I first learned about the Paleo diet in December 2007 when I read Art De Vany’s original essay. Back then there were few resources to get you started. Not anymore. There are several books and thousands of blogs. Where does the newbie start?
This post is a summarized quick-start approach to Paleo. I’ve successfully practiced a mostly Paleo diet for over 3 years now. I’ve read most of the books, watched many of the lectures, and read probably a thousand blog posts on the topic. You don’t need to spend near that amount of time to benefit. Just follow the list below.
#1 Understand that Wheat is the Enemy
The single best idea in the entire Paleo diet is the elimination of wheat. All the other ideas combined will not have a greater impact. There are different factions in the Paleo community that disagree on certain points. They all agree on the health risks of wheat. There is even a growing concern among many vegetarians about the dangers of gluten.
I rank eliminating wheat as the single most positive change I’ve made to my health. People defend wheat because they don’t what to believe the food they love so much could be the cause of so many health issues. I ask people to do their own 30 Day test. Eliminate wheat for 30 Days, reintroduce it for 4 days and then measure how you feel.
#2 Latest In Paleo Episode 39
The single best-hour podcast covering the Paleo diet was episode 39 of LatestInPaleo. Angelo Coppola and Mark Sisson cover a lot of material in a short time.

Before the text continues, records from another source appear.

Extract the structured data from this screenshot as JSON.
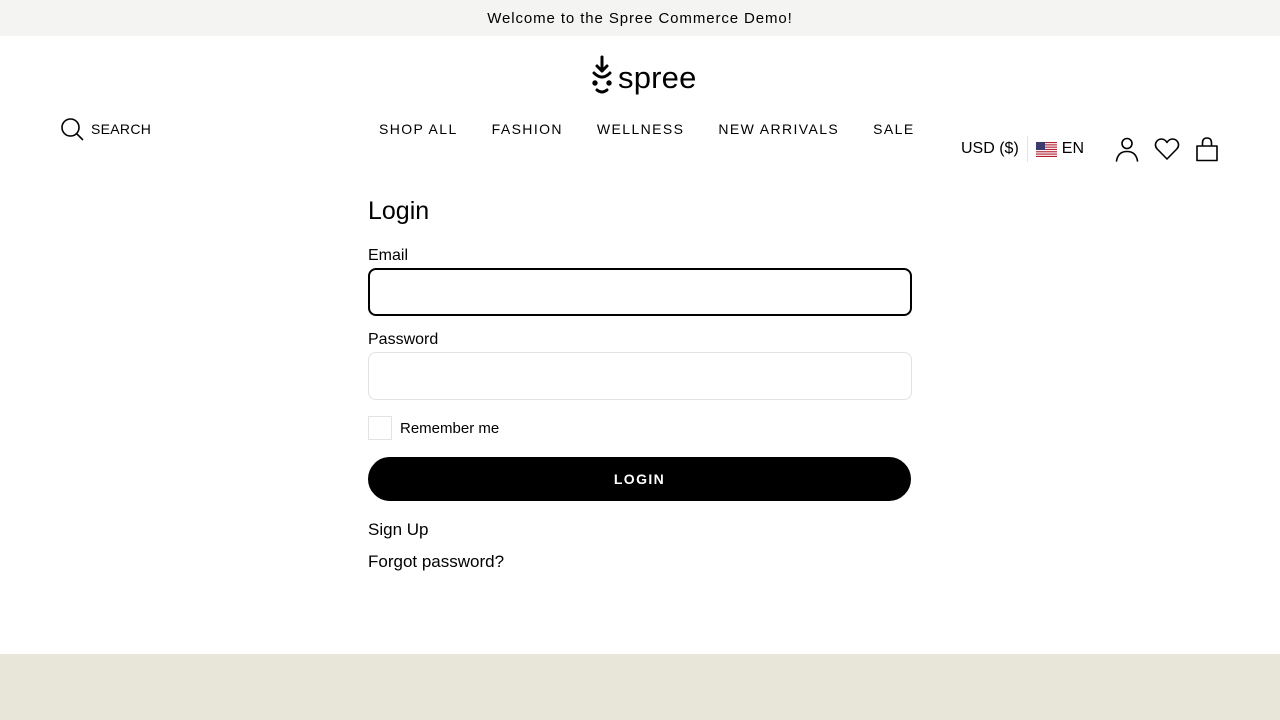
{
  "announcement": {
    "text": "Welcome to the Spree Commerce Demo!"
  },
  "header": {
    "logo": {
      "text": "spree",
      "icon": "spree-logo-mark"
    },
    "search": {
      "label": "SEARCH",
      "icon": "search-icon"
    },
    "nav": [
      {
        "label": "SHOP ALL"
      },
      {
        "label": "FASHION"
      },
      {
        "label": "WELLNESS"
      },
      {
        "label": "NEW ARRIVALS"
      },
      {
        "label": "SALE"
      }
    ],
    "currency": "USD ($)",
    "language": {
      "code": "EN",
      "flag": "us-flag-icon"
    },
    "icons": [
      "account-icon",
      "wishlist-heart-icon",
      "cart-bag-icon"
    ]
  },
  "login": {
    "title": "Login",
    "email": {
      "label": "Email",
      "value": "",
      "placeholder": ""
    },
    "password": {
      "label": "Password",
      "value": "",
      "placeholder": ""
    },
    "remember_me": {
      "label": "Remember me",
      "checked": false
    },
    "submit_label": "LOGIN",
    "signup_link": "Sign Up",
    "forgot_link": "Forgot password?"
  },
  "colors": {
    "announcement_bg": "#f4f4f2",
    "primary": "#000000",
    "button_text": "#ffffff",
    "border": "#e2e2e2",
    "footer_bg": "#e8e6d9"
  }
}
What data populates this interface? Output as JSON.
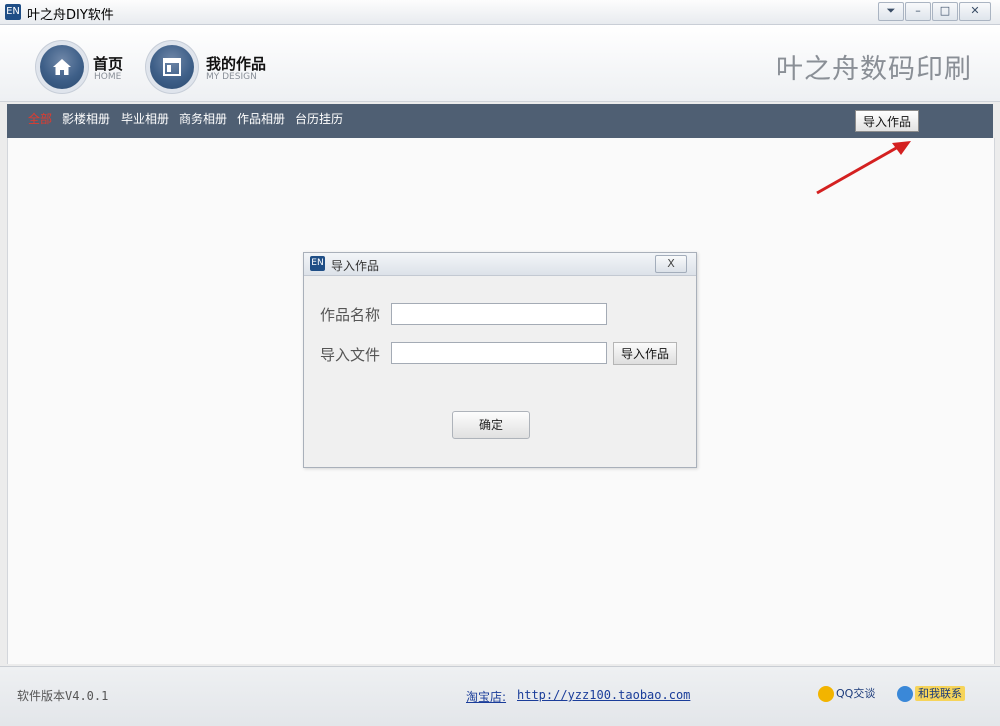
{
  "window": {
    "icon_text": "EN",
    "title": "叶之舟DIY软件",
    "controls": [
      "⏷",
      "–",
      "□",
      "✕"
    ]
  },
  "header": {
    "nav": [
      {
        "label": "首页",
        "sub": "HOME"
      },
      {
        "label": "我的作品",
        "sub": "MY DESIGN"
      }
    ],
    "brand": "叶之舟数码印刷"
  },
  "categories": {
    "items": [
      "全部",
      "影楼相册",
      "毕业相册",
      "商务相册",
      "作品相册",
      "台历挂历"
    ],
    "active_index": 0,
    "import_button": "导入作品"
  },
  "dialog": {
    "icon_text": "EN",
    "title": "导入作品",
    "close": "X",
    "name_label": "作品名称",
    "name_value": "",
    "file_label": "导入文件",
    "file_value": "",
    "browse_button": "导入作品",
    "ok_button": "确定"
  },
  "status": {
    "version": "软件版本V4.0.1",
    "shop_label": "淘宝店:",
    "shop_url": "http://yzz100.taobao.com",
    "qq_button": "QQ交谈",
    "contact_button": "和我联系"
  },
  "colors": {
    "category_bar": "#4f5f73",
    "active_category": "#e23b2e",
    "arrow": "#d42020"
  }
}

#3 The Primal Blueprint
Although I have my own personal favorite books when it comes to nutrition and the Paleo diet, I think the best one to get started on for most people is The Primal Blueprint by Mark Sisson.

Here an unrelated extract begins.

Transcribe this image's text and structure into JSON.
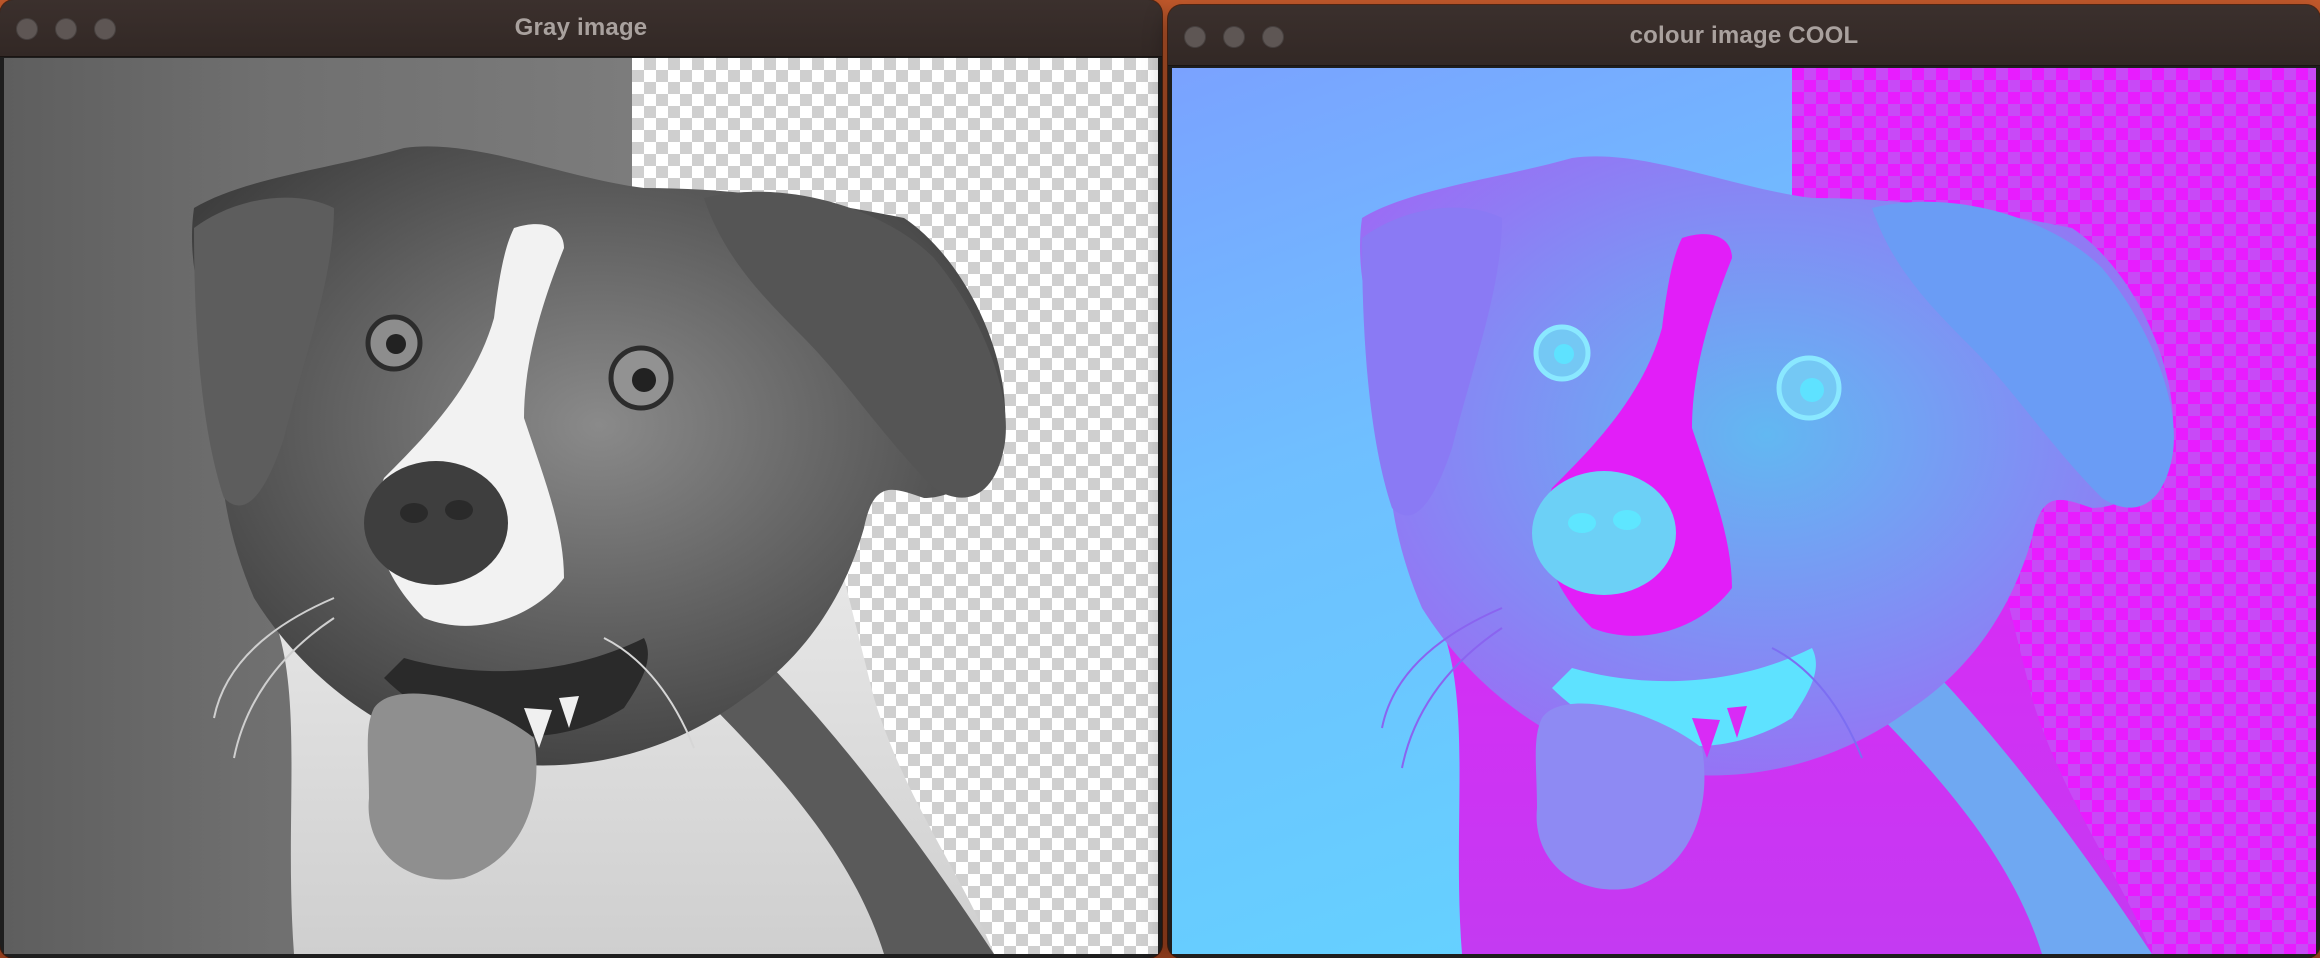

#4 Buy a Slow Cooker (aka The Crock Pot)
Your success in following the Paleo diet will increase greatly if you start cooking more of your own meals. Slow cookers are perfect for the Paleo diet. Throw in some meat and veggies, turn the knob and wait. What could be simpler?
Crock-Pot SCVT650-PS 6-1/2-Quart Programmable Touch Screen Slow Cooker, Stainless Steel
I could probably go on and on, but then it would hardly be a quick start. Follow the 4 steps above and you’ll do great.
Nov 22, 2011 — 11:33 am
thanks. going to give it another shot. I hardly eat and can’t get rid of my midsection fat and I am mostly vegetarian.
Nov 22, 2011 — 3:20 pm
Couple of questions, listened to ep39:
1. Do you have a lot of digestive activity on the Primal diet? Gas, defecation, etc.?
2. How many times a day do you eat?
3. Do you still have urges to eat breads?
I eat a lot of breads. I try not to, but don’t really know how to eliminate it at this point. I am eating a toasted cin-raisin bagel with butter right now. It is delicious.
Nov 22, 2011 — 4:14 pm
2: Varies, but less than before. My eating window is smaller, often all my calories are consumed in an 8-10 hour window.
Bread is most likely the cause of your midsection fat. When I quit the bread, I dropped 3 full inches off my midsection without reducing my calories or exercising more.
Nov 22, 2011 — 4:46 pm
Yes, I heard this when Sisson said that breads turn into sugar. I knew this already, but it is very easy to ignore in daily life.
I don’t really eat a lot at once but subs, pbj sandwiches, and bagels do have a cumulative effect. I also knew that breads cause a lot of gastric activity, due to gut bacteria breaking down sugars. Maybe it is time to stop. I guess I will see what happens.
Dec 18, 2011 — 10:38 am
Mike, I know this is off topic, but why are legumes considered bad?
Are they as bad as grains?
Dec 18, 2011 — 10:43 am
@Ed – Like grains, legumes are not “defenseless when dead”. They have anti-nutrient properties called phytates that block mineral absorption. They are no where near as bad as wheat. Traditional cultures used a soaking and sprouting strategy to make legumes nutritious. I do this occasionally myself.
Check out the bean spouting photo in this post:
Dec 18, 2011 — 8:22 pm
Okay…. Phytates same thing as in nuts then.
Thanks and peace.